CAIRN-INT.INFO : International Edition
This journal has ceased publication

Les Cahiers de médiologie


What is mediology?

The aim of mediology is to elucidate the mysteries and paradoxes of cultural transmission. We try to understand how a break in our methods of transmission and transportation causes a change in mentalities and behaviors, as well as, inversely, how a cultural tradition provokes, assimilates or modifies a technical innovation. Our overall perspective looks at technical and cultural interactions, at the intersection of what have been termed higher forms of social life (religion, art, politics) and the most humble aspects of material life (the usual, commonplace or trivial).

Mediology is neither a doctrine nor a moral science, and even less a "new science". Chiefly, it is an analytic method for understanding the transfer of a piece of information (transmission) over time. It is not a special field of knowledge (as is the sociology of the media) but, more broadly, an original mode of coming to knowledge, consisting in relating a given historical phenomenon to the mediations, both institutional and practical, which made it possible. One is acting as a mediologist whenever one brings to light correlations unifying a symbolic corpus (a religion, a doctrine, an artistic genre, a discipline, etc.), a form of collective organization (a church, a party, a school, an academy) or a technical system of communication (recording, storage and trace circulation). Or, more simply, when one writes down someone’s words, the way it was said and who wishes to repeat it.

The question, still obscure, of symbolic effectiveness lies at the heart of this inter-discipline. This was its launch pad. Karl Marx said: "An idea becomes a material force when it takes over the masses". Which mediations (that is, paths and means) transform a word, an image or a text into motion, mentality, movement and action? How does a Word become Flesh? Casting light upon symbolic effectiveness (that is, power of speech, power of words, influence of the image, etc.) leads to a close examination of the technical variables of message diffusion (logosphere, graphosphere, videosphere, current "hypersphere"), which are themselves linked to the different modes of transportation through space, as well as the strategies of collective organization that authorize this or that equipment. The medio – in mediology – therefore designates a whole set of devices which serve as the vehicle for a sign, its means (material) and its agents (social) of circulation (intermediary bodies and formal learning supports).

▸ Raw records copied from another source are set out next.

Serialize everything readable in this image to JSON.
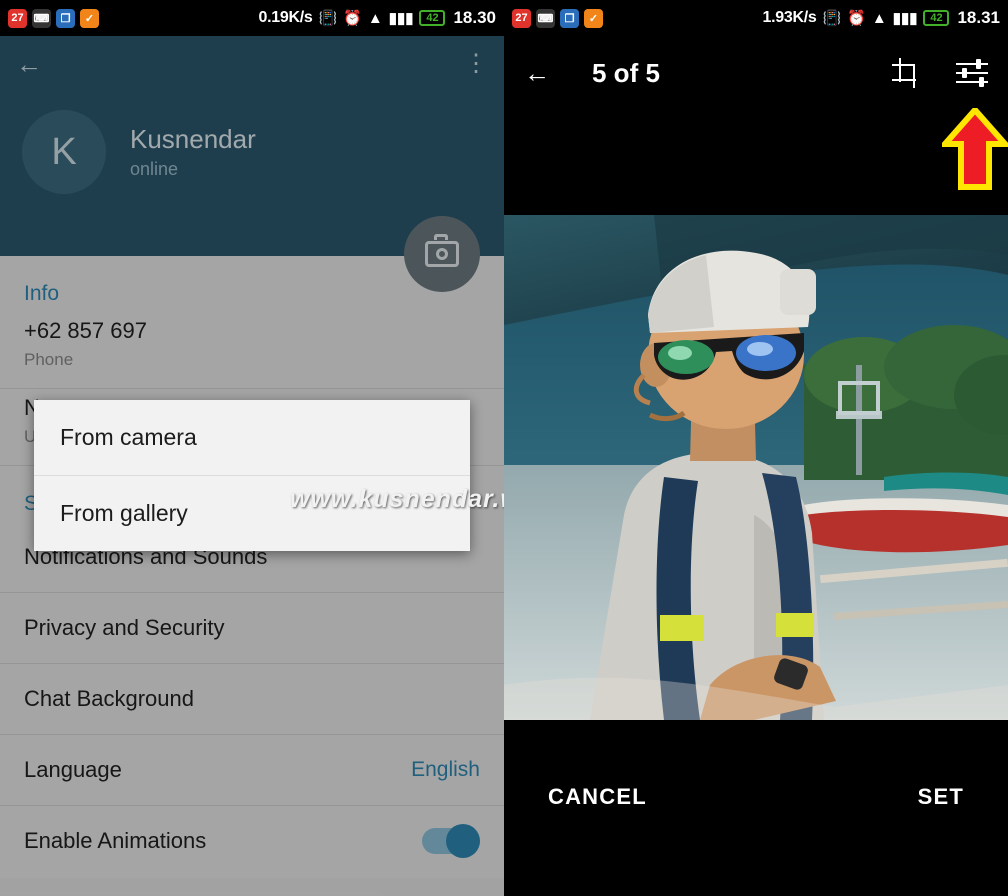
{
  "left": {
    "statusbar": {
      "icons": [
        "message-badge-icon",
        "blackberry-icon",
        "chat-icon",
        "shield-icon"
      ],
      "netspeed": "0.19K/s",
      "vibrate_icon": "vibrate-icon",
      "alarm_icon": "alarm-icon",
      "wifi_icon": "wifi-icon",
      "signal_icon": "signal-icon",
      "battery": "42",
      "clock": "18.30"
    },
    "header": {
      "back_icon": "back-arrow-icon",
      "menu_icon": "overflow-menu-icon",
      "avatar_initial": "K",
      "name": "Kusnendar",
      "status": "online",
      "camera_icon": "camera-icon"
    },
    "info": {
      "title": "Info",
      "phone_value": "+62 857 697",
      "phone_label": "Phone",
      "username_value": "N",
      "username_label": "U"
    },
    "settings": {
      "title": "Settings",
      "items": [
        {
          "label": "Notifications and Sounds",
          "value": ""
        },
        {
          "label": "Privacy and Security",
          "value": ""
        },
        {
          "label": "Chat Background",
          "value": ""
        },
        {
          "label": "Language",
          "value": "English"
        },
        {
          "label": "Enable Animations",
          "value": ""
        }
      ]
    },
    "popup": {
      "items": [
        "From camera",
        "From gallery"
      ]
    },
    "watermark": "www.kusnendar.web.id"
  },
  "right": {
    "statusbar": {
      "netspeed": "1.93K/s",
      "battery": "42",
      "clock": "18.31"
    },
    "topbar": {
      "back_icon": "back-arrow-icon",
      "title": "5 of 5",
      "crop_icon": "crop-icon",
      "tune_icon": "tune-icon"
    },
    "highlight": {
      "arrow_icon": "up-arrow-annotation",
      "fill_color": "#ee1c25",
      "outline_color": "#ffe600"
    },
    "bottom": {
      "cancel_label": "CANCEL",
      "set_label": "SET"
    },
    "photo": {
      "alt": "man-with-sunglasses-on-boat-photo"
    }
  }
}
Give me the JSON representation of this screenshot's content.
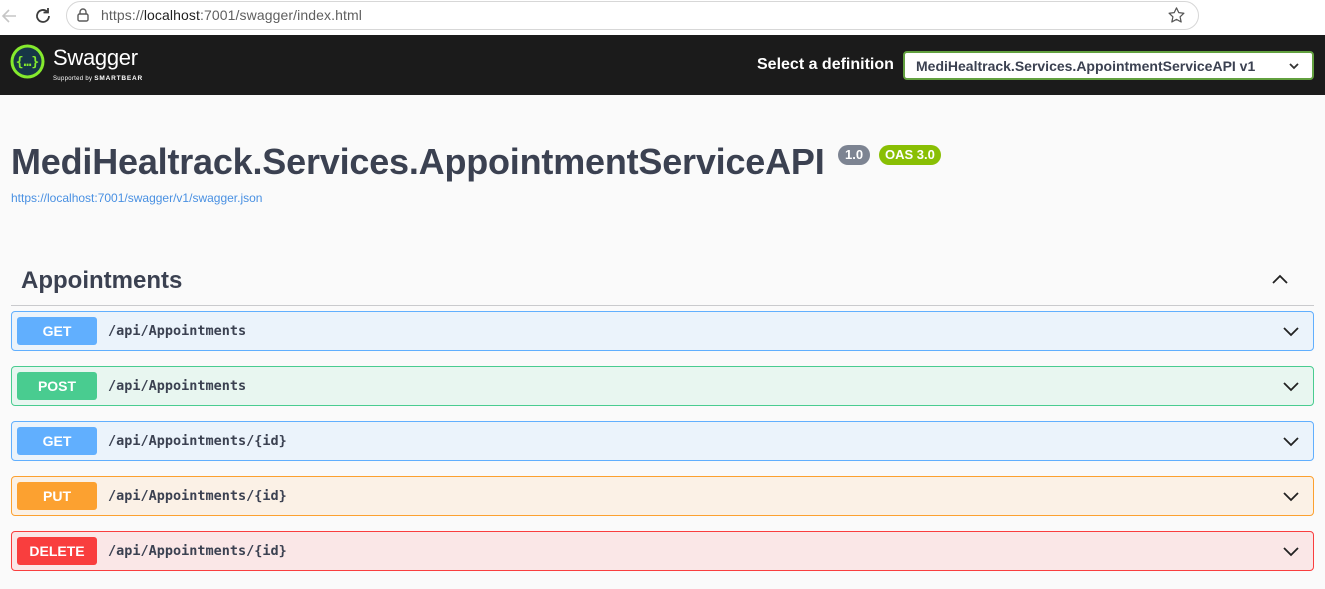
{
  "browser": {
    "url_prefix": "https://",
    "url_host": "localhost",
    "url_rest": ":7001/swagger/index.html"
  },
  "topbar": {
    "logo_name": "Swagger",
    "logo_sub_prefix": "Supported by",
    "logo_sub_brand": "SMARTBEAR",
    "definition_label": "Select a definition",
    "definition_value": "MediHealtrack.Services.AppointmentServiceAPI v1"
  },
  "info": {
    "title": "MediHealtrack.Services.AppointmentServiceAPI",
    "version": "1.0",
    "oas": "OAS 3.0",
    "spec_url": "https://localhost:7001/swagger/v1/swagger.json"
  },
  "tag": {
    "name": "Appointments"
  },
  "operations": [
    {
      "method": "GET",
      "path": "/api/Appointments"
    },
    {
      "method": "POST",
      "path": "/api/Appointments"
    },
    {
      "method": "GET",
      "path": "/api/Appointments/{id}"
    },
    {
      "method": "PUT",
      "path": "/api/Appointments/{id}"
    },
    {
      "method": "DELETE",
      "path": "/api/Appointments/{id}"
    }
  ],
  "colors": {
    "get": "#61affe",
    "post": "#49cc90",
    "put": "#fca130",
    "delete": "#f93e3e",
    "topbar": "#1b1b1b",
    "oas_badge": "#89bf04"
  }
}
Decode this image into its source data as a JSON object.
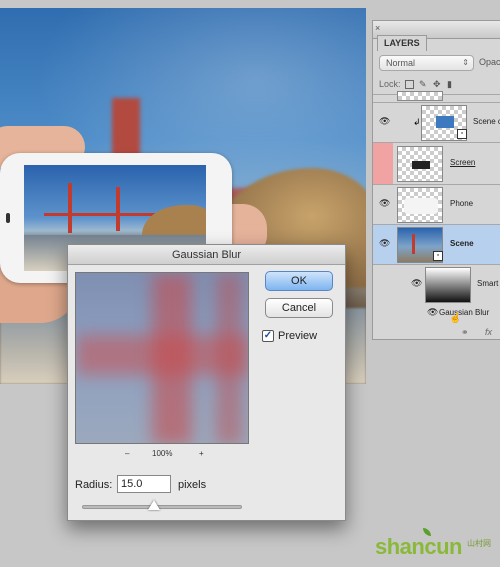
{
  "layers_panel": {
    "tab_label": "LAYERS",
    "blend_mode": "Normal",
    "opacity_label": "Opaci",
    "lock_label": "Lock:",
    "layers": [
      {
        "name": "Scene c",
        "style": "normal"
      },
      {
        "name": "Screen",
        "style": "underline"
      },
      {
        "name": "Phone",
        "style": "normal"
      },
      {
        "name": "Scene",
        "style": "bold",
        "selected": true
      },
      {
        "name": "Smart",
        "style": "normal"
      },
      {
        "name": "Gaussian Blur",
        "style": "normal"
      }
    ],
    "bottom_icon_fx": "fx",
    "colors": {
      "selected_row": "#b7d0ee",
      "hidden_layer_eye": "#f1a3a3"
    }
  },
  "dialog": {
    "title": "Gaussian Blur",
    "ok_label": "OK",
    "cancel_label": "Cancel",
    "preview_label": "Preview",
    "preview_checked": true,
    "zoom_minus": "–",
    "zoom_level": "100%",
    "zoom_plus": "+",
    "radius_label": "Radius:",
    "radius_value": "15.0",
    "radius_unit": "pixels",
    "radius_slider_level": 0.45
  },
  "watermark": {
    "text_part1": "shan",
    "text_part2": "cun",
    "sub_text": "山村网"
  }
}
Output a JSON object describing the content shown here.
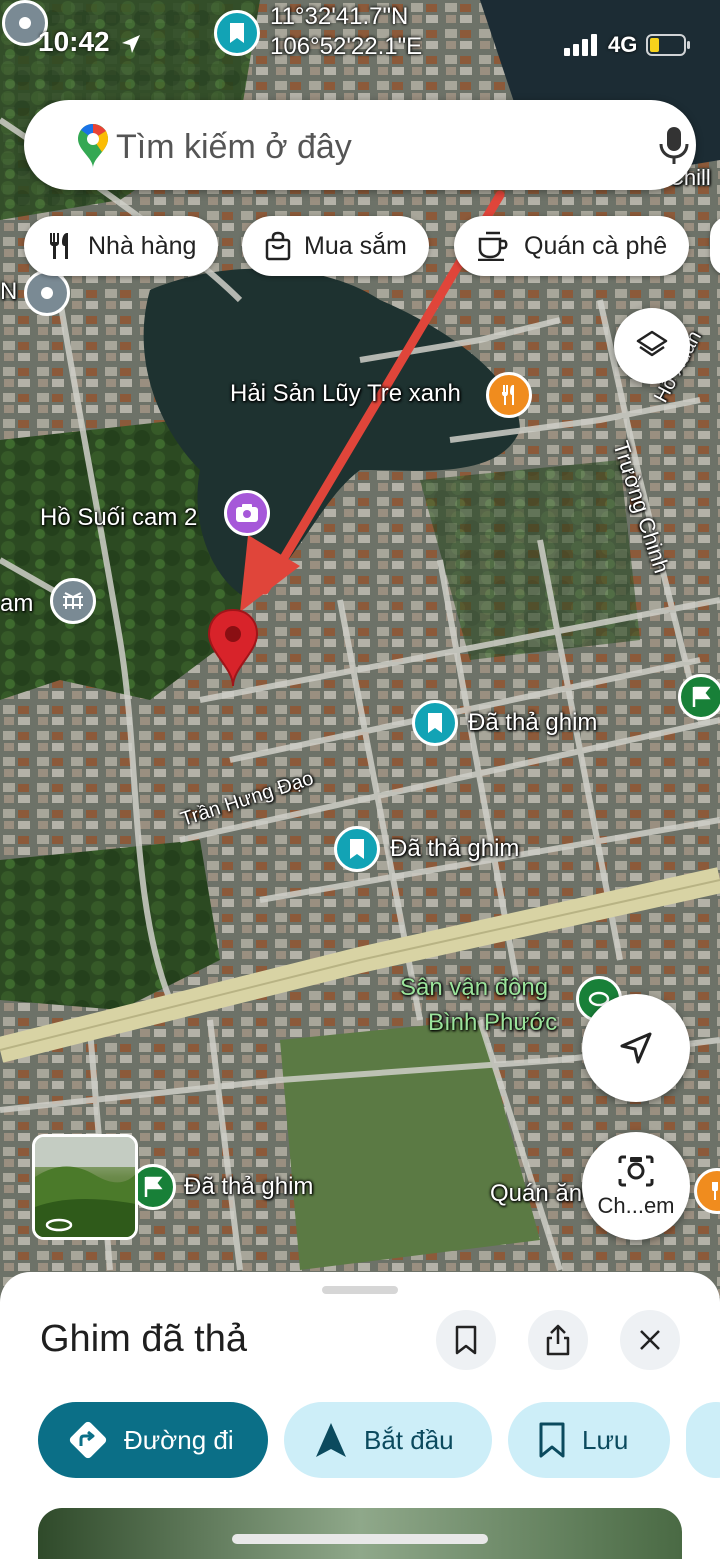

Numerous and multinational are the trailblazers and precursors of the large field of mediology, understood as the exploration of the symbolic world by logistical means: Victor Hugo ("this will kill that"), Walter Benjamin, Valéry, McLuhan, Walter Ong, etc. Mediology attempts to make the intuitions of such great pioneers coherent, intelligible—and to extend them, thus contributing to what may, one day, appear as an ecology of culture.

Journal Médium

“Why Médium?

when there is already a plethora of media?

To FIGHT against separations across time and generations.

To RENEW connections between knowledge of the mind and handicraft, nostalgia and prospective, culture and technology.

To HONOR the need to educate, the surest remedy for our finitude.

To REMEMBER that we only convey what we transform, because to receive without work has no value, and succession rhymes with subversion.

To SERVE as a meeting place for members of a single network who are ready to confront their differences.”

Régis Debray

Editorial Board

Director: Régis Debray

Editor in chief: Paul Soriano

Editorial secretary: Isabelle Ambrosini-Debray

Reading Committee: Pierre-Marc de Biasi; Daniel Bougnoux; Pierre Chédeville; Robert Damien; Pierre d’Huy; Michel Erman; Françoise Gaillard; François-Bernard Huyghe; Jacques Lecarme; Michel Melot; Louise Merzeau; Antoine Perraud; France Renucci; Monique Sicard; Robert Dumas; Hélène Maurel-Indart


Journal Cahiers de médiologie (1996 – 2003)

To bring light upon the relationships between techniques and culture, the journal Cahiers de médiologie aims to combine three separate approaches:

• the theme folder, made up of about twenty illustrated articles concerned with one issue,

• the anthology, offering a selection of extracts from classical, rare or unusual texts relating to the folder’s theme

• the iconography, which proposes a visual thinking of mediology


Code of ethics

The Code of Ethics applicable to drafting committees and editorial boards of academic journals offered on, including Médium, is available on this page.

Other information

Print ISSN : 1771-3757
Publisher : Association Médium

Loading... Please wait